Seawalls in Tanzania Build Climate Resilience
Photo by IISD/ENB | Kiara Worth
story highlights

Around 800,000 Tanzanians could be impacted annually by flooding caused by the rising sea levels between 2070 and 2100, without significant investments in climate adaptation.

Seawalls were constructed in seven sites along Tanzania’s coast.

Mangrove and coral habitats were also restored as they can act as natural barriers against wave and tidal surges.

5 June 2018: The UN Office for Project Services (UNOPS) and the UN Environment Programme (UNEP, or UN Environment), with the Government of Tanzania, have completed large-scale coastal defense structures along the coastline of Tanzania, contributing to the country’s coastal area resilience to climate change.

Speaking in Dar es Salaam on World Environment Day, 5 June 2018, Vice-President of Tanzania Samia Suluhu applauded the completion of 2,400 meters of seawalls, noting that the construction of a wall in the Kisiwa Panza in northern Tanzania prevented the area from sinking, while a wall in Pangani countered the effects of erosion.

UN Environment Executive Director Erik Solheim said that as sea levels rise, adaptation projects like seawalls are critical.

Around 800,000 Tanzanians could be impacted annually by flooding caused by the rising sea levels between 2070 and 2100, without significant investments in climate adaptation.
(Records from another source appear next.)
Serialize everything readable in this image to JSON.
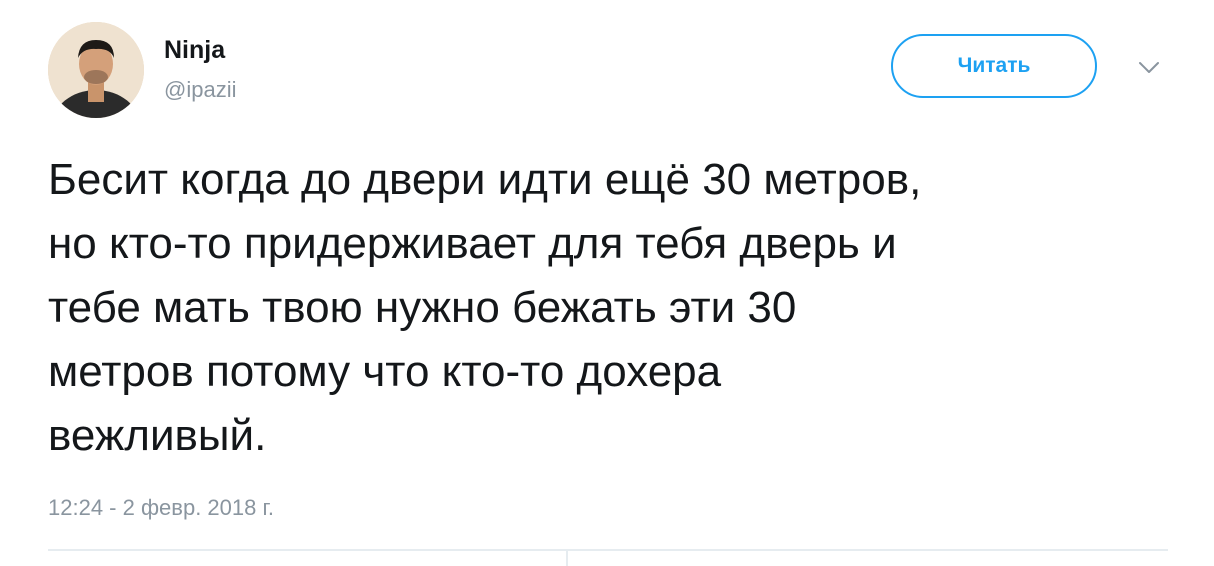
{
  "author": {
    "display_name": "Ninja",
    "handle": "@ipazii"
  },
  "follow_button": {
    "label": "Читать"
  },
  "tweet": {
    "lines": [
      "Бесит когда до двери идти ещё 30 метров,",
      "но кто-то придерживает для тебя дверь и",
      "тебе мать твою нужно бежать эти 30",
      "метров потому что кто-то дохера",
      "вежливый."
    ],
    "timestamp": "12:24 - 2 февр. 2018 г."
  },
  "icons": {
    "avatar": "user-avatar-photo",
    "menu": "chevron-down-icon"
  },
  "colors": {
    "accent": "#1da1f2",
    "text": "#14171a",
    "secondary_text": "#8a959f",
    "divider": "#e6ecf0"
  }
}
Seawalls have already been constructed in seven sites along Tanzania’s coast, with financial support from the Adaptation Fund (AF), the Least Developed Countries Fund (LDCF) and the Government of Tanzania.

The project to increase coastal area resilience is part of a broader UN Environment initiative to build climate resilience by improving natural ecosystems. The defense structures enable communities in low-lying areas and informal settlements to continue income-generating activities, such as fishing and agriculture. Mangrove and coral habitats restoration accompanied seawalls construction as they can act as natural barriers against wave and tidal surges. Solar street lights and benches were also installed along the seawalls.

The seawall completion announcement took place at the end of a week-long event to commemorate World Environment Day and raise awareness on environmental issues. The theme of the event was ‘Charcoal is Costly: Use Alternative Energy.’ The project will contribute to SDGs 12 (responsible consumption and production), 13 (climate action) and SDG 14 (life below water), among others. [UN Environment Press Release]


related events


related posts